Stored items
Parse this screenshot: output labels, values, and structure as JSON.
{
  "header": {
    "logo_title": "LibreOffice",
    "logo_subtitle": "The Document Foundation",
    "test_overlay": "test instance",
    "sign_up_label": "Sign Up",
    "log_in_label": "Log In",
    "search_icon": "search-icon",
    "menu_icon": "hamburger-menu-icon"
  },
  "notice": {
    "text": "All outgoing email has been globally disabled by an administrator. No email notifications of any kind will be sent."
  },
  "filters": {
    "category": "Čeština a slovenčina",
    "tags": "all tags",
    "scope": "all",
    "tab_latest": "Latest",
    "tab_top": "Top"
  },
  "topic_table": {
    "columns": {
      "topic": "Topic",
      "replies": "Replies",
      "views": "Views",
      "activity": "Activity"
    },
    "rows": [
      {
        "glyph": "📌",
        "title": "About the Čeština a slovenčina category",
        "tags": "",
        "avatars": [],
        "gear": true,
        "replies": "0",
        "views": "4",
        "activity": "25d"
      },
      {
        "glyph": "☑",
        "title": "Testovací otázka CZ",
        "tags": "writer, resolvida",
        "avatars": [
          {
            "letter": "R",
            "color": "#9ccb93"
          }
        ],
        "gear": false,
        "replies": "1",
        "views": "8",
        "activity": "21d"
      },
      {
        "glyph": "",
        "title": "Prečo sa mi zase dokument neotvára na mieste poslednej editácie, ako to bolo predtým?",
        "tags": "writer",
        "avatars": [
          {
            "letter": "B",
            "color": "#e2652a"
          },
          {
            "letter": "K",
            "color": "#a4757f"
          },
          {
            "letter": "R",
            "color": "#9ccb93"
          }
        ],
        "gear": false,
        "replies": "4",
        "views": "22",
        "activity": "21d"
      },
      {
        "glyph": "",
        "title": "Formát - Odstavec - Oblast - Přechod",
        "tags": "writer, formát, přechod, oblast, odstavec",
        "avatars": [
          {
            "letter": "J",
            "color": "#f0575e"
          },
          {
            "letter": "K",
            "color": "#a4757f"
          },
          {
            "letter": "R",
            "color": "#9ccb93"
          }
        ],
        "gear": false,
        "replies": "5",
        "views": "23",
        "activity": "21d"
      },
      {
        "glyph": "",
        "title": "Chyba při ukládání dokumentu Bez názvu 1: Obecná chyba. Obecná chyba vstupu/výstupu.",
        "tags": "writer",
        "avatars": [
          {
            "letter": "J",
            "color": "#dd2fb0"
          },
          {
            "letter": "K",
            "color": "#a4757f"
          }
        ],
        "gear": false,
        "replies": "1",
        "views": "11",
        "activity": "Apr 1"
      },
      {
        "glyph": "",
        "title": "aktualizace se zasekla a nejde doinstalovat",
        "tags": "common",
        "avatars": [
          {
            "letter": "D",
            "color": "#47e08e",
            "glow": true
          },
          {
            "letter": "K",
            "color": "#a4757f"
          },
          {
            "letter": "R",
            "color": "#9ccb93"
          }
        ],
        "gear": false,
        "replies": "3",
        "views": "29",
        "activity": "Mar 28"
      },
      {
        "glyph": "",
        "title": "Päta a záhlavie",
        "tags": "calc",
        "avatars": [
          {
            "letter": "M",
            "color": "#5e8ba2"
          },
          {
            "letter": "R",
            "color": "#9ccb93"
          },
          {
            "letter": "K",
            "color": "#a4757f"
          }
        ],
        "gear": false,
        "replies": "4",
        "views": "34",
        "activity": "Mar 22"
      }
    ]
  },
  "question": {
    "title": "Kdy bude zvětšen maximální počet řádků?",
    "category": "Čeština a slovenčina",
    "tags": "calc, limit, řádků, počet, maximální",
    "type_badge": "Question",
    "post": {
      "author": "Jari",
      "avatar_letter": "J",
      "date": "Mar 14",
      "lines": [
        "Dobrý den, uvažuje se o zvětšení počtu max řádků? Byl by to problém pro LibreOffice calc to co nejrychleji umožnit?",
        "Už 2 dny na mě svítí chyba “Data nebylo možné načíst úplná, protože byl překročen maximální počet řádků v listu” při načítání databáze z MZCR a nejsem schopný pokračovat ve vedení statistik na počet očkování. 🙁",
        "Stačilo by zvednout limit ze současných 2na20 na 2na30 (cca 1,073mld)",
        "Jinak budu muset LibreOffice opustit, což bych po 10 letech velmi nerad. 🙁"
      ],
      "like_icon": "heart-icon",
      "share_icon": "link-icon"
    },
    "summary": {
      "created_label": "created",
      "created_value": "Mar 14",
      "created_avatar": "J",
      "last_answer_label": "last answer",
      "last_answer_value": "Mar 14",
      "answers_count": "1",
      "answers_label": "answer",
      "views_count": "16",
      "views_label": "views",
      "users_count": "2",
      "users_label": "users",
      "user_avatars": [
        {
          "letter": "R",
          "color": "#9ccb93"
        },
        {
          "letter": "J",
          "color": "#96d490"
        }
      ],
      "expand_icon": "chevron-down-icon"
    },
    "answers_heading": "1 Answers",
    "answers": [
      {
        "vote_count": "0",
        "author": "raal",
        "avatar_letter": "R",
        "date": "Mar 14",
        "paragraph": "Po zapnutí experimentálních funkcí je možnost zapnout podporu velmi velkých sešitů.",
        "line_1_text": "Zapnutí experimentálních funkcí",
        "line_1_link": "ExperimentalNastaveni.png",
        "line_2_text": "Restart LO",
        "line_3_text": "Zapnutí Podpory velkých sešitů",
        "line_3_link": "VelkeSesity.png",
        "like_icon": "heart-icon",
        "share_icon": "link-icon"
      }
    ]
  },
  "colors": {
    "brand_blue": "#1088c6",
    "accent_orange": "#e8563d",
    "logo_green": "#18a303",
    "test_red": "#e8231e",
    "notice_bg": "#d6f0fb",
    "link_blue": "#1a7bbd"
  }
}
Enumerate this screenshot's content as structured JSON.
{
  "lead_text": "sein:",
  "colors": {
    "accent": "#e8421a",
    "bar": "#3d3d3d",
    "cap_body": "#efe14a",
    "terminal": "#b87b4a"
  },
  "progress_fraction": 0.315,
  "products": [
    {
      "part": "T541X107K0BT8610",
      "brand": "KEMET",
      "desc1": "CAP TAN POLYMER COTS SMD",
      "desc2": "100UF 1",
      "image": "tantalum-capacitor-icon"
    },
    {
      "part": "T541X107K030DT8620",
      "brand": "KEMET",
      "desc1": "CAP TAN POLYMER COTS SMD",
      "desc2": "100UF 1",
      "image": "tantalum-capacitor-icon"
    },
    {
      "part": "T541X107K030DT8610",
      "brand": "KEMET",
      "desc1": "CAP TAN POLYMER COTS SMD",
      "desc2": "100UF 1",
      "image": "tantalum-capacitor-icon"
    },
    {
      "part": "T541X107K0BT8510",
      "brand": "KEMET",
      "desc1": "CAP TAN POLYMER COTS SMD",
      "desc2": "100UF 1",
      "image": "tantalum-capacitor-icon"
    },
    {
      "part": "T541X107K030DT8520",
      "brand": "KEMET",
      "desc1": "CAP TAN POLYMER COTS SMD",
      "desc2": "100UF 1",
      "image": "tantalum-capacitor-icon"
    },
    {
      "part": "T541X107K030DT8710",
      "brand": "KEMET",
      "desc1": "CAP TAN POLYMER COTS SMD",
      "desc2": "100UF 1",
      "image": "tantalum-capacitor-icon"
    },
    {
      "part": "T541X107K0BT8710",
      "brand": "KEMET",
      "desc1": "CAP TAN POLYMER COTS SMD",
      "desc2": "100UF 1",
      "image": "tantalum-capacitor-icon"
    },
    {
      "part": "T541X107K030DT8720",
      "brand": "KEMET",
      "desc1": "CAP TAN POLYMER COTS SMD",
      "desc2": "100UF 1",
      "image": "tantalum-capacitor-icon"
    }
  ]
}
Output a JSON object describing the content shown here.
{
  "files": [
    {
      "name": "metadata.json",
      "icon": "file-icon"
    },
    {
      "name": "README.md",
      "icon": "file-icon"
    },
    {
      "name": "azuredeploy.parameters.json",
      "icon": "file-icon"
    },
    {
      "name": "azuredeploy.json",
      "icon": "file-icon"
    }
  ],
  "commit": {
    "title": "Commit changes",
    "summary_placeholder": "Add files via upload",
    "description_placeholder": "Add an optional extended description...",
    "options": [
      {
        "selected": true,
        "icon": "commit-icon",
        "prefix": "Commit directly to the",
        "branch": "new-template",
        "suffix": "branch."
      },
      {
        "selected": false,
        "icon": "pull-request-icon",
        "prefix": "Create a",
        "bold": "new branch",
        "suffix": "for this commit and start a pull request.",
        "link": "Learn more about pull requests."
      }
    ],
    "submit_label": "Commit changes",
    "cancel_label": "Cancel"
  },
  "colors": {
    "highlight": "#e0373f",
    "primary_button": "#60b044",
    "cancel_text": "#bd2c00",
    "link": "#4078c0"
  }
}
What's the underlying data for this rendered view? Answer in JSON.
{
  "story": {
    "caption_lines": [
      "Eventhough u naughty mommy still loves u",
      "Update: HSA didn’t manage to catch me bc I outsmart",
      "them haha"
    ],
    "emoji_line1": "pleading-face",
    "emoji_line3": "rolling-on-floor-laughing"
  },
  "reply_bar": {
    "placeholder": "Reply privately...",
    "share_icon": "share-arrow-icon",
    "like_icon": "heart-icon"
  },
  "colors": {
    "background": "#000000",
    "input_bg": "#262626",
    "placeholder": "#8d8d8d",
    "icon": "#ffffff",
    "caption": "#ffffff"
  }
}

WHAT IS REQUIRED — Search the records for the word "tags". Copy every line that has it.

EXERCISE SOLUTION —
    "tags": "all tags",
        "tags": "",
        "tags": "writer, resolvida",
        "tags": "writer",
        "tags": "writer, formát, přechod, oblast, odstavec",
        "tags": "writer",
        "tags": "common",
        "tags": "calc",
    "tags": "calc, limit, řádků, počet, maximální",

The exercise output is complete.